If we consider that meeting a goal results in happiness, we should pay attention to our expectations. The two are stubbornly connected. This trap is called “destination happiness” or “conditional happiness” where we tell ourselves “I’ll be happy when…” or “I’ll be fulfilled when….” The “when” in that thought process is what harms us.

Goals are essential; you can’t hit a target you can’t see. It’s like doing a puzzle without knowing the picture on the box. Expectation is the condition we place on our happiness while we work towards those goals. Since most things have a knack for not going as planned, it stands to reason that expectation can set us up for disappointment.

Success is rarely linear; some things are totally out of our control. So, going with the flow must have a place on our journey. “When life gives you lemons…” right? The best way I’ve ever heard this concept illustrated is: “you can’t beat a river into submission.” That river is life. You might think you know where you’re headed, but the current has a mind of its own.



The other problem with having expectations is the self-imposed pressure we experience while trying to meet them, even when things change. We become attached to a certain outcome and inflexible as a result. This is where those external factors come into play: patience, timing, circumstance.

I’ve had one of those years I’ll remember for the rest of my life – I’ve been challenged emotionally, mentally and spiritually by everything from family deaths to mental health. So really, I’m doing the best I can with the hand I’ve been dealt. I’m making lemonade from proverbial lemons. And by the way, so are you – no one wakes up in the morning to do a shitty job.

I’m not advocating that anyone should make excuses or adopt a victim mentality because we ALL go through our share of turbulence. I’m suggesting that big dreams must come with great discipline – and not just the kind that keeps you hustling. I mean the kind that keeps you compassionate towards yourself, grounded in reality and away from being perpetually displeased with your current state.
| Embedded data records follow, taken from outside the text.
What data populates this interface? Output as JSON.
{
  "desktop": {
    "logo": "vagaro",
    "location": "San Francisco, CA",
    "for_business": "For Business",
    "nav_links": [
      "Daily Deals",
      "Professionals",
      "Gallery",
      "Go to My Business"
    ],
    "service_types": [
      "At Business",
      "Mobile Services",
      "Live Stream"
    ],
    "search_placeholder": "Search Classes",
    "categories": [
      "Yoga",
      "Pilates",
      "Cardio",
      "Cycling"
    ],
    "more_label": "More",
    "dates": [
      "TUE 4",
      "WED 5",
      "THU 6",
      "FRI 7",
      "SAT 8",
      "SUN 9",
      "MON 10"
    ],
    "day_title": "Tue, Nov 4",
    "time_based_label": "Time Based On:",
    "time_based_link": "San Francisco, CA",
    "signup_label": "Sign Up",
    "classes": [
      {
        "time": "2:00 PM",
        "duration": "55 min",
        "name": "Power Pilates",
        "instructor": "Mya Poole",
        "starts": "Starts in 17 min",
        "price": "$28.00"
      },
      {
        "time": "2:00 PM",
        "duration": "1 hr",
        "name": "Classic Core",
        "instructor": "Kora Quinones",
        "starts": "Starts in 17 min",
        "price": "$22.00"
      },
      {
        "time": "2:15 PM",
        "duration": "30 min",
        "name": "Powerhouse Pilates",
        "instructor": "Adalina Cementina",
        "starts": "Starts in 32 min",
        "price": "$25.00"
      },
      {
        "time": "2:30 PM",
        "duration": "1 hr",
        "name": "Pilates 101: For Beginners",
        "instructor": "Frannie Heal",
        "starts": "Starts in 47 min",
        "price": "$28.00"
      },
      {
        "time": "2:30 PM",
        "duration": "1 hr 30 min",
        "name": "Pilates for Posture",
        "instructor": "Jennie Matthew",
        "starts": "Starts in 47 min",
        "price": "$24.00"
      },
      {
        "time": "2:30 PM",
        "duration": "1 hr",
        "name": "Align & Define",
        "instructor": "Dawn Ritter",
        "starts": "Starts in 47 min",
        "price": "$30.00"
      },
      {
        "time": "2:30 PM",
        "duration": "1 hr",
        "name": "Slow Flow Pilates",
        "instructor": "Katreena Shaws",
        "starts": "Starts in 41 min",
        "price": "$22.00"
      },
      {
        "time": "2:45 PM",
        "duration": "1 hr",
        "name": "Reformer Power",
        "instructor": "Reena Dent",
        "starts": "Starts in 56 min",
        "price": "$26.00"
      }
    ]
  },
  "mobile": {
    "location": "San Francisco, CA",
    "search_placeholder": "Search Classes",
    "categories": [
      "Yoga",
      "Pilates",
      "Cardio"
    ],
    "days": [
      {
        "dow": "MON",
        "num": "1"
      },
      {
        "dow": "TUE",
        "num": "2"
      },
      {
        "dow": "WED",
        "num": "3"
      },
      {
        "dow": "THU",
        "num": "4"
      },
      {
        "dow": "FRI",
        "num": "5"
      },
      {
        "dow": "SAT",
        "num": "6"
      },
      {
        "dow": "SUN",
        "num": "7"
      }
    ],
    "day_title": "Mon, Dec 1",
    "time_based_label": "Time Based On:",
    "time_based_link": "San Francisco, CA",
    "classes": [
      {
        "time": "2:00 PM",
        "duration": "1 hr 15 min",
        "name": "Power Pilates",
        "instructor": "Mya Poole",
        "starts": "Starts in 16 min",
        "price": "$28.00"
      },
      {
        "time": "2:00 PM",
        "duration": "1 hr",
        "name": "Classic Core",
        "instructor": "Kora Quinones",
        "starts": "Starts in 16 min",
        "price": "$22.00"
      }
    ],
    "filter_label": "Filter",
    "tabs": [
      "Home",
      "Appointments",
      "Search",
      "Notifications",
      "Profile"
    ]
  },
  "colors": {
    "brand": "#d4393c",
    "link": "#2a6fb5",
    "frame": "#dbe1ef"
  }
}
In short: practice forgiveness while keeping your eye on the prize.



Focusing on what you have yet to accomplish is a double-edged sword. It keeps you focused and motivated, but it can also take you out of the present. Your commitment is your lifeline. Remember the puzzle analogy? Every piece brings you a little bit closer to the final picture. We don’t necessarily know how long it will take us, but commitment brings us to completion, piece by piece.

Serendipity has always had place in my life. So, of course, I was recently speaking to a colleague about this very struggle and she shared a perfectly relevant quote:

“E.L. Doctorow once said that “writing a novel is like driving a car at night. You can see only as far as your headlights, but you can make the whole trip that way.” You don’t have to see where you’re going, you don’t have to see your destination or everything you pass along the way. You just have to see two or three feet ahead of you.” (Bird by Bird: Some Instructions on Writing and Life by Anne Lamott)

Commitment is everything. If you’re clear about your goals, you don’t need to be crystal about every step of the way. You simply need to know where you want to be in the end.


This brings me to the 3 rules for remaining level-headed on your journey:

  1. Pause and reflect. There was probably a time in your past when you wished for the things you now have. Be grateful for that progress, and with that in mind, recognize that more progress will follow. In your future, you will look back once again with the same appreciation.

  2. Remind yourself. What are you doing today to bring you closer to where you want to be? List these and realize you are already setting yourself up for success simply by working towards your goals each and every day.

  3. If you find you’re really pushing hard to make things happen and you’re not getting the results you’re looking for, there’s probably a higher power at play. It will happen when it’s meant to. Do not attempt to beat that river.

The magic formula: As long as you’re doing something every day to bring you closer to your end goal, then you’re already succeeding. Every little bit you do will be cumulative, and you’ll get there when the time is right.

Sabrina Fraser